This morning I received an e-mail from a well-known (white) writer friend who is very much a man of the Left. He objected to the reasoning in the e-mail I posted from a white Republican friend in Baton Rouge, regarding the black flash mob; the Republican woman had complained that the media are in part to blame for the dismal situation with black culture in the city, because (in her view) they rarely if ever highlight successful middle-class black people like her friends, but only valorize dysfunctional gangsta-rap culture.

My leftist friend wrote this morning to object to the GOP woman’s complaint about the media, particularly her view that:
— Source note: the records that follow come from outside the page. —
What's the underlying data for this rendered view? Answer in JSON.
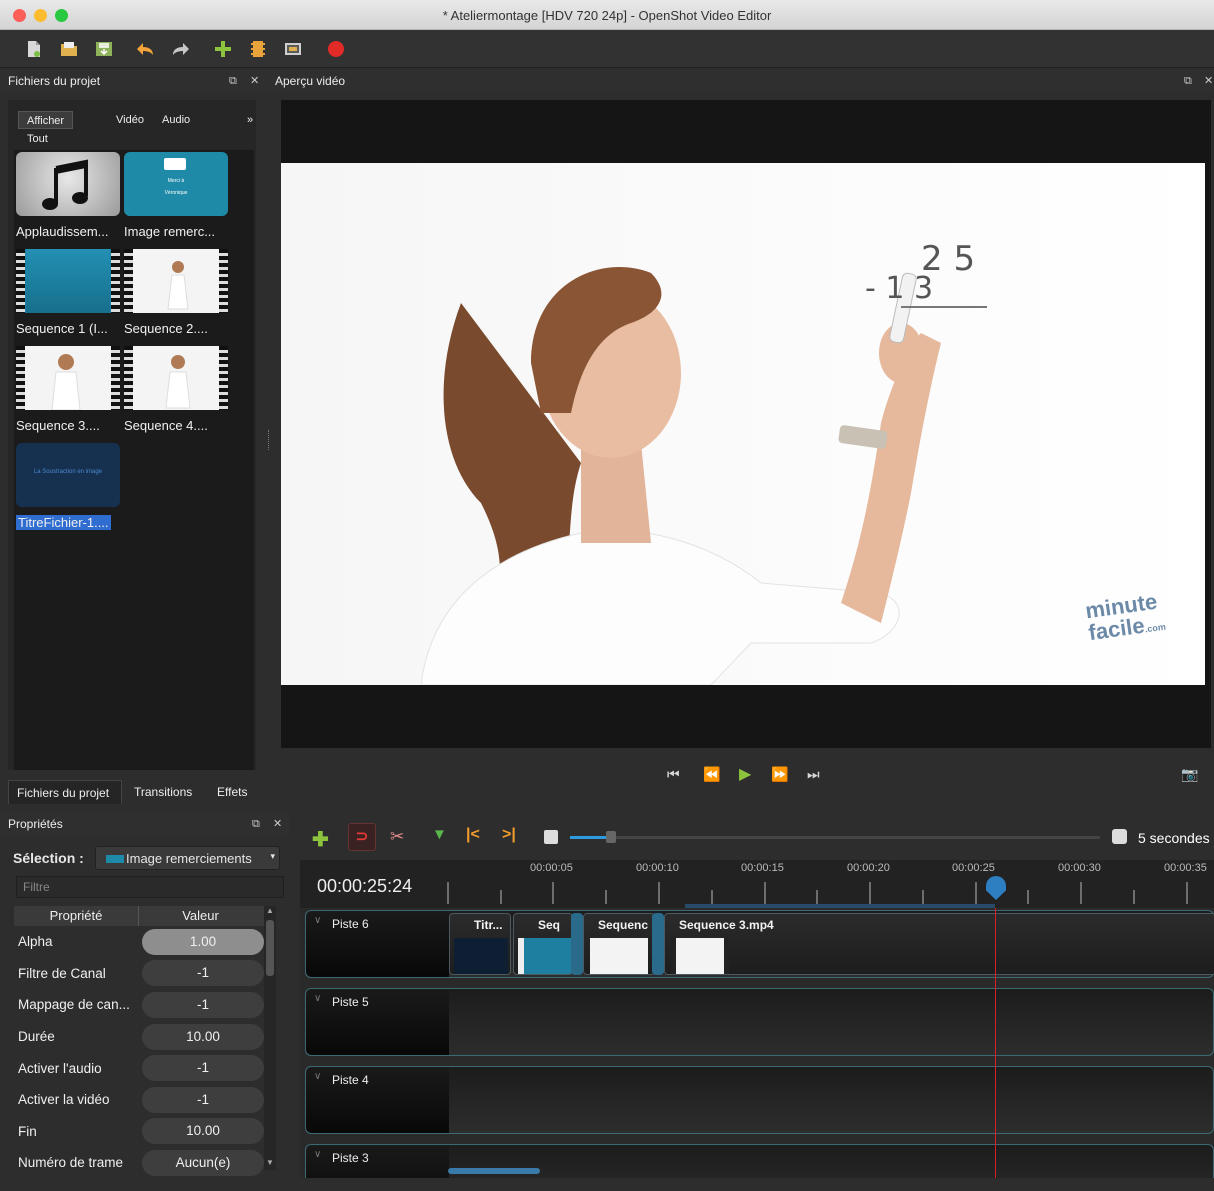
{
  "window": {
    "title": "* Ateliermontage [HDV 720 24p] - OpenShot Video Editor",
    "traffic_colors": [
      "#fc5f57",
      "#fdbc2e",
      "#28c840"
    ]
  },
  "toolbar": {
    "icons": [
      "new-project-icon",
      "open-project-icon",
      "save-project-icon",
      "undo-icon",
      "redo-icon",
      "import-files-icon",
      "profile-icon",
      "fullscreen-icon",
      "export-icon"
    ]
  },
  "project_files": {
    "header": "Fichiers du projet",
    "filter_tabs": [
      "Afficher Tout",
      "Vidéo",
      "Audio"
    ],
    "more": "»",
    "items": [
      {
        "label": "Applaudissem..."
      },
      {
        "label": "Image remerc..."
      },
      {
        "label": "Sequence 1 (I..."
      },
      {
        "label": "Sequence 2...."
      },
      {
        "label": "Sequence 3...."
      },
      {
        "label": "Sequence 4...."
      },
      {
        "label": "TitreFichier-1...."
      }
    ],
    "thumb_text": {
      "image_line1": "Merci à",
      "image_line2": "Véronique",
      "title_thumb": "La Soustraction en image"
    }
  },
  "left_tabs": [
    "Fichiers du projet",
    "Transitions",
    "Effets"
  ],
  "properties": {
    "header": "Propriétés",
    "selection_label": "Sélection :",
    "selection_value": "Image remerciements",
    "filter_placeholder": "Filtre",
    "col_property": "Propriété",
    "col_value": "Valeur",
    "rows": [
      {
        "name": "Alpha",
        "value": "1.00"
      },
      {
        "name": "Filtre de Canal",
        "value": "-1"
      },
      {
        "name": "Mappage de can...",
        "value": "-1"
      },
      {
        "name": "Durée",
        "value": "10.00"
      },
      {
        "name": "Activer l'audio",
        "value": "-1"
      },
      {
        "name": "Activer la vidéo",
        "value": "-1"
      },
      {
        "name": "Fin",
        "value": "10.00"
      },
      {
        "name": "Numéro de trame",
        "value": "Aucun(e)"
      }
    ]
  },
  "preview": {
    "header": "Aperçu vidéo",
    "board_text_top": "2 5",
    "board_text_bottom": "- 1 3",
    "watermark_line1": "minute",
    "watermark_line2": "facile",
    "watermark_suffix": ".com"
  },
  "timeline": {
    "zoom_label": "5 secondes",
    "current_time": "00:00:25:24",
    "ruler_labels": [
      "00:00:05",
      "00:00:10",
      "00:00:15",
      "00:00:20",
      "00:00:25",
      "00:00:30",
      "00:00:35"
    ],
    "tracks": [
      {
        "name": "Piste 6"
      },
      {
        "name": "Piste 5"
      },
      {
        "name": "Piste 4"
      },
      {
        "name": "Piste 3"
      }
    ],
    "clips": [
      {
        "title": "Titr..."
      },
      {
        "title": "Seq"
      },
      {
        "title": "Sequenc"
      },
      {
        "title": "Sequence 3.mp4"
      }
    ],
    "playhead_color": "#d8202a"
  }
}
…if only the mainstream media ran different stories, things would be different, which, inter alia, seems to me to be increasingly a rote Republican trope. The truth is that the lower half, for lack of a better term, of the black community is for all intents and purposes, shattered. We can argue about the reasons. Was Moynihan right all those years? Was it the Great Society or was it the failure of the Johnson administration to properly implement the Great Society? Was it political correctness? The deleterious effect of the sexual revolution on the poor? Was it economic globalization that has made good working class jobs scarcer and scarcer? Or was it modern capitalism’s push for virtually open borders for two decades which led to the arrival of millions of Hispanic immigrants willing to work for far less than blacks would accept?

Frankly, I don’t trust my own opinions on the question of how much weight to lend to each of these explanations. What I’m certain is that the crisis in black America grows worse by the day and that it is only the resegregation of the US, the diluting of the black moral claim on American that is the inevitable result of our having moved from being a country of whites and blacks to a genuinely multi-racial one, and the fact that, if anything, the lady you quote has it exactly backwards and far from glorifying criminality and barbarism, the media actually underreports the bad news, that conceals this horrible reality.

I suspect he’s right. I think of the detailed descriptions I’ve heard of the utter chaos and dysfunction in poor black Baton Rouge neighborhoods, witnessed by firefighter friends who work there every day, and how none of this ever makes it into the media. Seriously, some time ago I was talking to a firefighter (I met a lot of them after Ruthie died; her husband is a BR firefighter) about his job, and in the course of getting to know him, asked him questions about his work. After a while, it occurred to me that this guy saw a side of daily life that was completely alien to me, even though I now live within miles of it. He admitted that life among the poor urban black communities in Baton Rouge is like life on another planet. He didn’t say that with meanness or triumphalism or cruelty in his voice. If anything, he was sad about it, and said it in the sense of most people  outside those communities — people like you, Rod — have no idea how chaotic and broken life is for those people. My leftist writer friend, in our exchange, said he has not had the experience that the firefighters have had, but he thinks this is correct.

It’s not the media’s fault. If anything, the media are underplaying the extent of the problem. So says my leftist friend, a man whose name many of you would know. I think he’s right.